In Imphal, 110 km south, the state cabinet reaffirmed the ban on the entry of Muivah. And in Viswema village, 5 km north in Nagaland, Muivah decided to stay put until New Delhi ensures a safe passage in Manipur.
Muivah has reportedly received a message from the Prime Minister’s Office on Friday, requesting him to defer his trip to his ancestral village, Somdal, in Manipur’s Ukhrul district. And the NSCN leader is not likely to ignore the PMO.
Having thwarted Muivah’s trip on Thursday, Manipur Chief Minister Okram Ibobi Singh upheld the ban on Muivah on Friday. Singh has been arguing that the Centre’s ceasefire pact with the NSCN (I-M) does not apply to Manipur, where Muivah is considered a fugitive.
Manipur NGOs, too, opposed the visit in view of the NSCN (I-M)’s Greater Nagalim agenda, which envisaged a unified homeland covering four hill districts of Manipur.
Minutes after the Manipur cabinet meeting, the National Socialist Council of Nagaland (Isak-Muivah) announced that its general secretary would not retreat without visiting Somdal, his ancestral village which he had not visited for 40 years. Muivah arrived at Viswema on Wednesday from his general headquarters near Dimapur, Nagaland’s commercial hub 95 km north.
“There is no question of Muivah going back,” NSCN (I-M) spokesperson Phungthing Shimrang said.

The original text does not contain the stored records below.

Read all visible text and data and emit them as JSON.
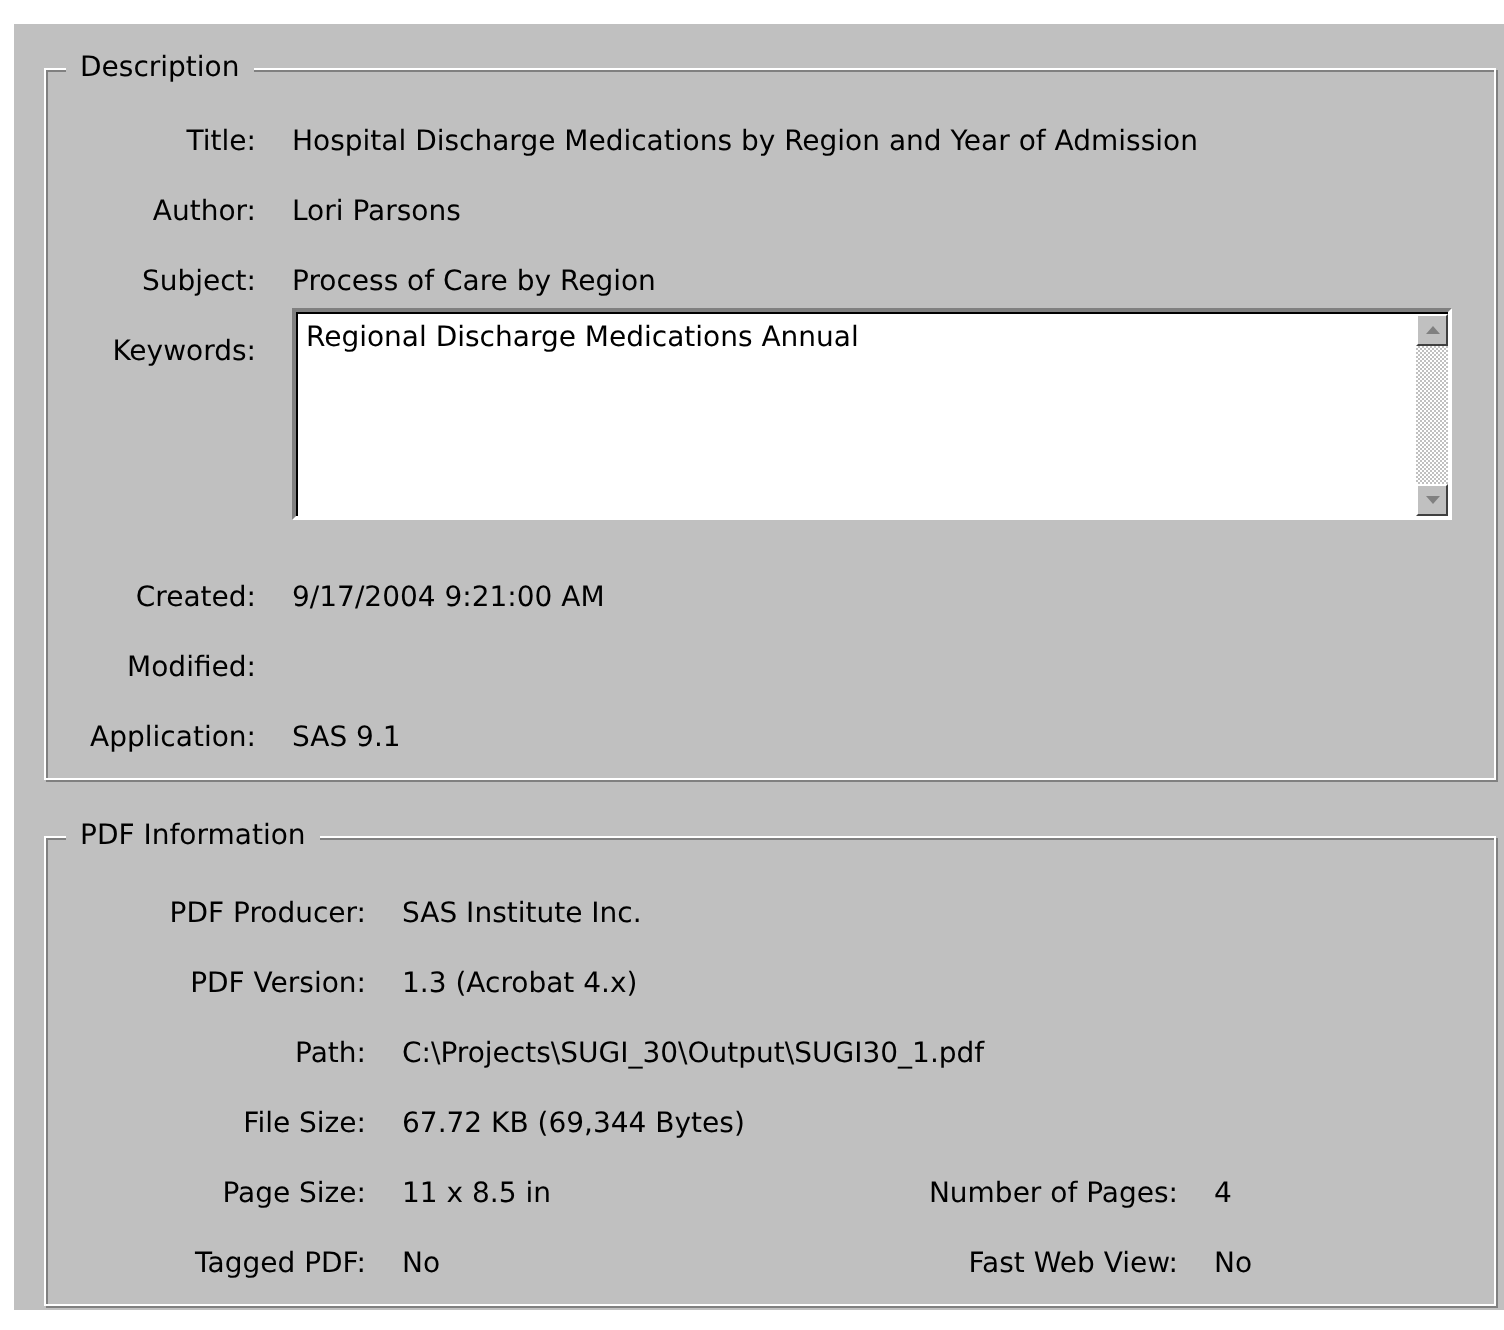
{
  "description": {
    "legend": "Description",
    "fields": [
      {
        "kind": "text",
        "label": "Title:",
        "value": "Hospital Discharge Medications by Region and Year of Admission"
      },
      {
        "kind": "text",
        "label": "Author:",
        "value": "Lori Parsons"
      },
      {
        "kind": "text",
        "label": "Subject:",
        "value": "Process of Care by Region"
      },
      {
        "kind": "textarea",
        "label": "Keywords:",
        "value": "Regional Discharge Medications Annual"
      },
      {
        "kind": "text",
        "label": "Created:",
        "value": "9/17/2004 9:21:00 AM"
      },
      {
        "kind": "text",
        "label": "Modified:"
      },
      {
        "kind": "text",
        "label": "Application:",
        "value": "SAS 9.1"
      }
    ]
  },
  "pdf_information": {
    "legend": "PDF Information",
    "rows": [
      {
        "label": "PDF Producer:",
        "value": "SAS Institute Inc."
      },
      {
        "label": "PDF Version:",
        "value": "1.3 (Acrobat 4.x)"
      },
      {
        "label": "Path:",
        "value": "C:\\Projects\\SUGI_30\\Output\\SUGI30_1.pdf"
      },
      {
        "label": "File Size:",
        "value": "67.72 KB (69,344 Bytes)"
      },
      {
        "label": "Page Size:",
        "value": "11 x 8.5 in",
        "right_label": "Number of Pages:",
        "right_value": "4"
      },
      {
        "label": "Tagged PDF:",
        "value": "No",
        "right_label": "Fast Web View:",
        "right_value": "No"
      }
    ]
  }
}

But Nagaland Chief Minister Neiphiu Rio, slamming his Manipur counterpart, asked Muivah to postpone the trip. He visited Viswema during the day primarily to advise restraint despite provocation.
Shimrang, however, said the Union home ministry advised them to wait. “We will wait to a certain point, but after that anything can happen.”